%%

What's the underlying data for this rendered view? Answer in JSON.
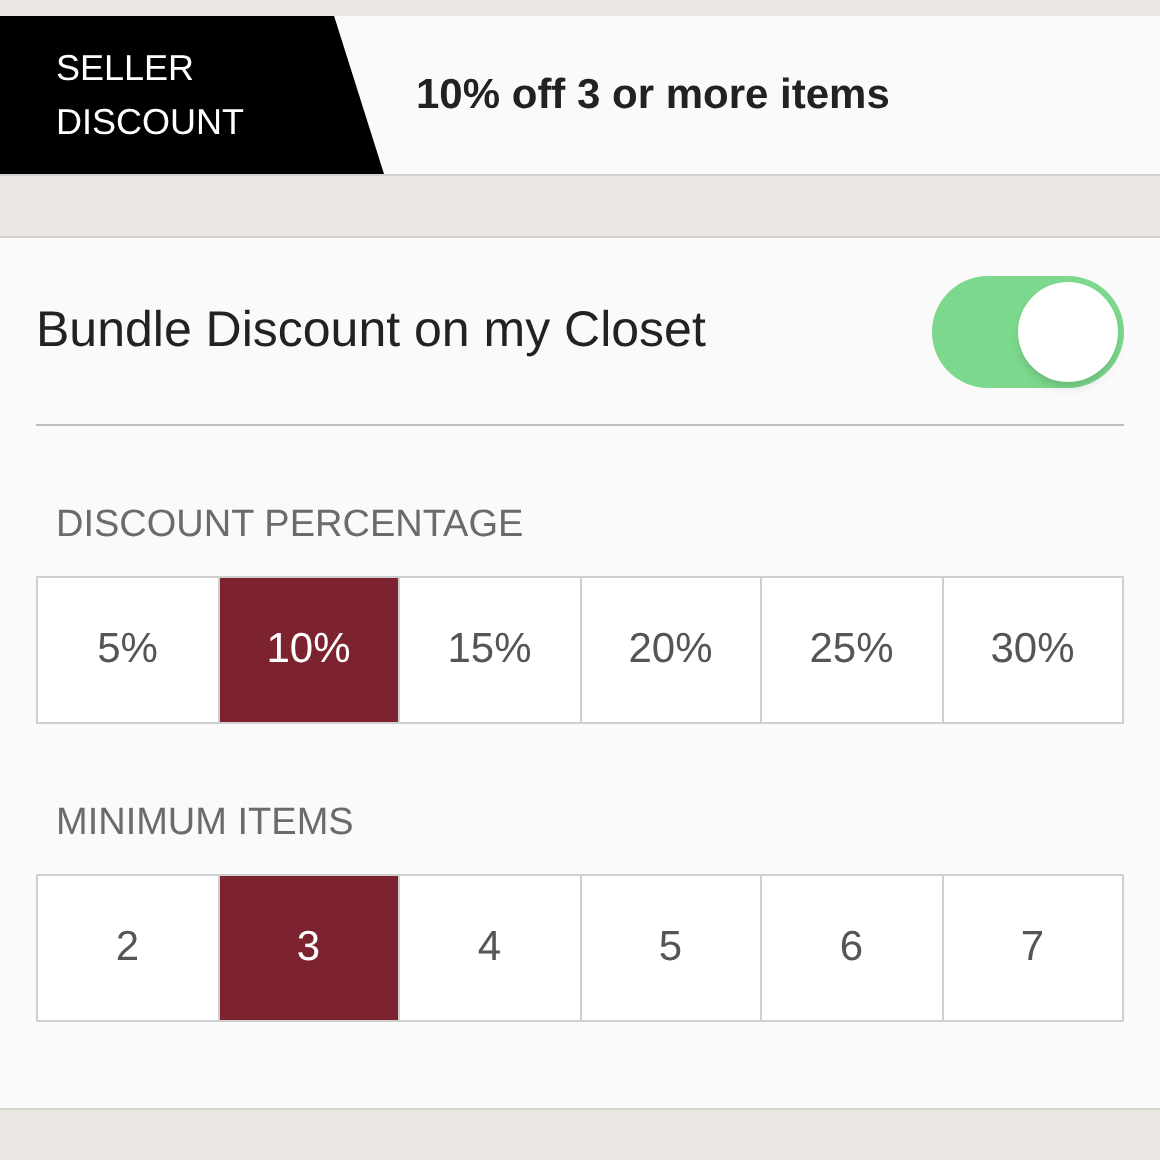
{
  "seller_discount": {
    "tag": "SELLER\nDISCOUNT",
    "summary": "10% off 3 or more items"
  },
  "bundle_toggle": {
    "label": "Bundle Discount on my Closet",
    "on": true
  },
  "discount_percentage": {
    "heading": "DISCOUNT PERCENTAGE",
    "options": [
      {
        "label": "5%",
        "selected": false
      },
      {
        "label": "10%",
        "selected": true
      },
      {
        "label": "15%",
        "selected": false
      },
      {
        "label": "20%",
        "selected": false
      },
      {
        "label": "25%",
        "selected": false
      },
      {
        "label": "30%",
        "selected": false
      }
    ]
  },
  "minimum_items": {
    "heading": "MINIMUM ITEMS",
    "options": [
      {
        "label": "2",
        "selected": false
      },
      {
        "label": "3",
        "selected": true
      },
      {
        "label": "4",
        "selected": false
      },
      {
        "label": "5",
        "selected": false
      },
      {
        "label": "6",
        "selected": false
      },
      {
        "label": "7",
        "selected": false
      }
    ]
  }
}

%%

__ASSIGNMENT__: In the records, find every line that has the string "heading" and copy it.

__PROBLEM SOLUTION__:
    "heading": "DISCOUNT PERCENTAGE",
    "heading": "MINIMUM ITEMS",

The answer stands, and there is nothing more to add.